One phrase that I heard in the height of my primary school education has stuck with me ever since: “black market”. From everything I had heard on NPR and the BBC in my father’s Ford, the black market was a magical place where anything could be bought or sold. People, pets, drugs, weapons, stolen bicycles, illegally copied movies and music; to me, the black market was a highly organized criminal WalMart. I imagined hardened thugs with neck tattoos asking “paper or plastic” after a high ranking crime syndicate scanned a coupon for “buy three Kalashnikovs, get one free.” How wrong I was. The black market isn’t a specific place; it’s an idea. There is no central warehouse to phone if product is out of stock, no backorder process, and no lay away. Only debt, credit, and reputation. Any of those last three can get you killed.
The black market is a realm of sales that never get recorded, filed or taxed. There is no customer appreciation month, or raffle entry on your receipt – the black market is a place where illegality is distributed to the highest bidder. The black market is what got me into cannabis. My friend’s father Dan was a regular cannabis smoker, and my friend Alex enjoyed taking an unnoticeable amount from his stash. Dan bought cannabis by the kilo, and he had a secret compartment in his basement full of these shrink-wrapped bricks of low quality cannabis. The fact that they (the bricks) had travelled all the way to West Michigan from some hidden grown in central or South America absolutely fascinated me. How did they get here? A few days after his dad would open a new kilo brick is when Alex would lighten his father’s load – always making sure to never be the first to open the package. Over the next few months Alex would become the most popular dealer at my middle school, and be the first person I knew to receive legal sanctions for distributing cannabis. This is black market dealing in its purest form. This entailed large amounts of illegally acquired and illegally grown cannabis being stolen from and sold at a school. All aspects of this were illegal.

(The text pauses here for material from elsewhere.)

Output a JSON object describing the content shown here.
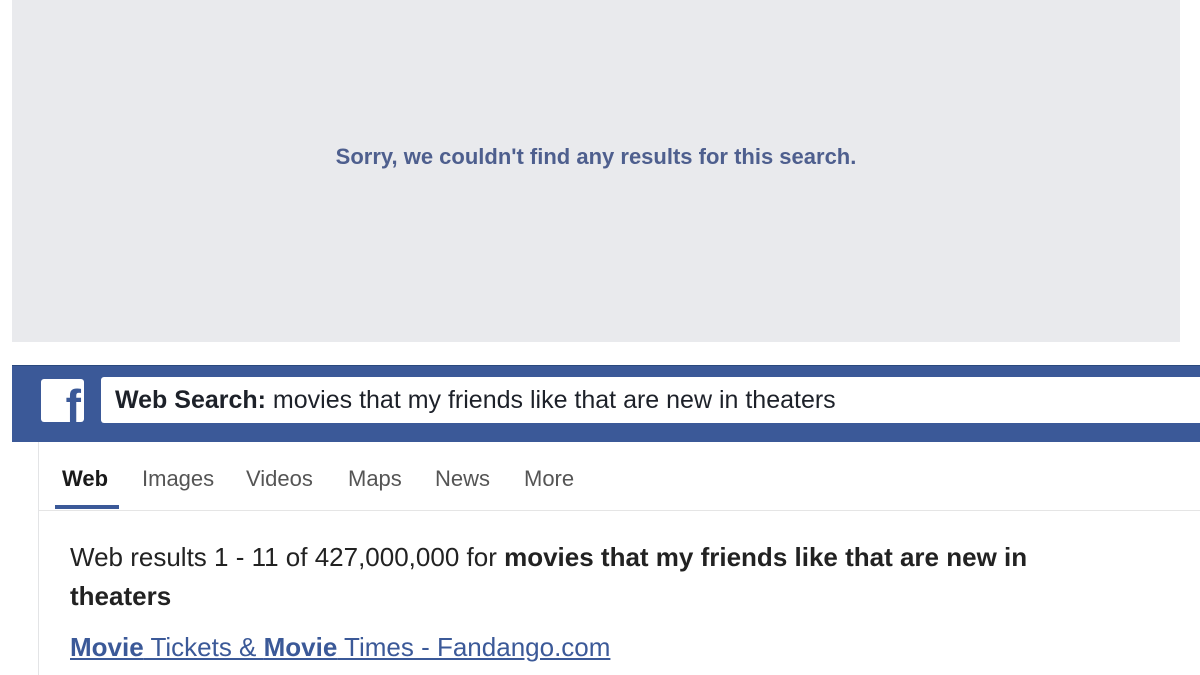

The grey market is a term that I wasn’t exposed to until my college years. Grey market marijuana sales are when two persons have done something illegal, but only one can really be prosecuted for violating the law. An example of this would be my friend Jason. Jason has a medical marijuana card in the state of Colorado to help him address his chronic lower back pain. Jason is twenty and I am twenty-two. This difference in age is critical. Since I am over twenty-one years of age, this means I can possess an ounce of marijuana for “recreational use”. I can purchase this ounce of marijuana from a regulated store with a 25% sales tax. Jason cannot purchase an ounce of recreational use marijuana from the store because he is not 21. Jason, can on the other hand purchase two ounces of medical marijuana for himself with a sales tax somewhere around 11%. This is where things get interesting. Legally, the two of us can be in a car, travelling down the Colorado highway with three ounces of marijuana, as long as he stakes claim to 2/3 of them when the police are asking questions. Now, if Jason and I were to hypothetically make a sale behind a closed door in his home, he could, hypothetically profit off of the different taxes between his medicine and my recreational fun. This is a grey market transaction. Jason buys more medicine than he needs, sells it at a 4% markup with a 15% tax, and the 21+ buyer gets a 10% markdown in the cost of their drugs. As long as Jason is careful to never sell outside of his home, more than an ounce, or to anyone under the age of 21, he is essentially legally untouchable.
Lastly is the “white market”. This is what I am trying to be a part of. This is what the news teams were zeroing in on last January in Colorado. 21+ Sales. This is when one licensed and registered consenting adult sells another consenting adult who can prove their age drugs.
Regardless of how you were exposed to cannabis you should be familiar with these three types of market. Black, grey, white, they all do the same thing – they sell drugs to people. Which market you choose to support is up to you. I’ve been a part of all three, and I have to say the legal white market sales are the most enjoyable (as a buyer and seller). There’s no texting or missed calls, no firearm on the kitchen table, no haggling or double checking the weight – those discrepancies are far too petty for the legal market. The white market makes buying cannabis as pleasant as shoe shopping. The notion of “mmmmm, I’m not in love with this one, let me try another” is so foreign to drug dealing – but not in this newly emerging white market. The young man writing this is doing so from the perspective of someone who once purchased his medicine illegally. Let me tell you, there’s a big difference in customer satisfaction between a salesperson with a 1911 and a garbage bag of pre-weighed ounces sitting out on the kitchen counter of a decrepit Detroit home, and a Denver bud-tender asking if you remembered to bring your own child-resistant container and to “have a lovely day”. Examine the marketplace where you buy your cannabis – it may just surprise you.
by Maxwell Bradford